= The problem =
Starting from the line that holds "Serialize everything readable", print every line through the end of the records, first and last included.

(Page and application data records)

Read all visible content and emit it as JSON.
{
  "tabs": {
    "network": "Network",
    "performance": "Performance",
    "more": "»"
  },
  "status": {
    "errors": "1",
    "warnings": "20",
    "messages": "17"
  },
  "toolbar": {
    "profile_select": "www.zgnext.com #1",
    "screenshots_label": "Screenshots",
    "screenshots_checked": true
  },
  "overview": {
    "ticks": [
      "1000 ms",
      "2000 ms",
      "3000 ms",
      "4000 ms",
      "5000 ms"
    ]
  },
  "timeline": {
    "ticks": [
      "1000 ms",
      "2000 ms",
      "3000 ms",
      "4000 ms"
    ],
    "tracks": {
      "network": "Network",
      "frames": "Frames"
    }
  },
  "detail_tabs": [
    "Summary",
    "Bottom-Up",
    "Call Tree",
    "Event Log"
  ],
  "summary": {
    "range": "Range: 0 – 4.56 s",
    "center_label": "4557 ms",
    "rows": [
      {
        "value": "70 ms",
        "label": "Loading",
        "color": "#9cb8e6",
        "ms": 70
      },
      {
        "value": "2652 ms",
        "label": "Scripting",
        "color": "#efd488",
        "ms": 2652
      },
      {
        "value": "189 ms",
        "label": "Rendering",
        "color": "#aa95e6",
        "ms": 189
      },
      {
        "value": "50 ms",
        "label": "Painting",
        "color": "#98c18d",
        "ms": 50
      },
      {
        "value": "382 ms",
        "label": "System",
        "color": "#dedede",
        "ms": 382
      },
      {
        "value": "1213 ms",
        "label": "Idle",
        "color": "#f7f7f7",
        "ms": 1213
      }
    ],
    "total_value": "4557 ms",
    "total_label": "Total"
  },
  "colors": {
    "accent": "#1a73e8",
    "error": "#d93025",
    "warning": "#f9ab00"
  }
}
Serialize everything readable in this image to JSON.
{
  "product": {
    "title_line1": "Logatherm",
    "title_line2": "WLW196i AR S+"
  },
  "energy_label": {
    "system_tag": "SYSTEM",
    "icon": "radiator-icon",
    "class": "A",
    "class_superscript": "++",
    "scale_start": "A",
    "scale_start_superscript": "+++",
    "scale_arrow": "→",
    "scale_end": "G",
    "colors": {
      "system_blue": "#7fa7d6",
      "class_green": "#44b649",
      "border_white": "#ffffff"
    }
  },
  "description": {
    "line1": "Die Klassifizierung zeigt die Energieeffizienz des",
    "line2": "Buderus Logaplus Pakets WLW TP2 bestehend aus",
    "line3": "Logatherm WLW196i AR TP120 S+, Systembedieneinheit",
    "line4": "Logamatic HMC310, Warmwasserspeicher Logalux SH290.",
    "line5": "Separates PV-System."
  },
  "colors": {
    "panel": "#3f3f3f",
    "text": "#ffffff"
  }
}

= Answer below =
Serialize everything readable in this image to JSON.
{
  "product": {
    "title_line1": "Logatherm",
    "title_line2": "WLW196i AR S+"
  },
  "energy_label": {
    "system_tag": "SYSTEM",
    "icon": "radiator-icon",
    "class": "A",
    "class_superscript": "++",
    "scale_start": "A",
    "scale_start_superscript": "+++",
    "scale_arrow": "→",
    "scale_end": "G",
    "colors": {
      "system_blue": "#7fa7d6",
      "class_green": "#44b649",
      "border_white": "#ffffff"
    }
  },
  "description": {
    "line1": "Die Klassifizierung zeigt die Energieeffizienz des",
    "line2": "Buderus Logaplus Pakets WLW TP2 bestehend aus",
    "line3": "Logatherm WLW196i AR TP120 S+, Systembedieneinheit",
    "line4": "Logamatic HMC310, Warmwasserspeicher Logalux SH290.",
    "line5": "Separates PV-System."
  },
  "colors": {
    "panel": "#3f3f3f",
    "text": "#ffffff"
  }
}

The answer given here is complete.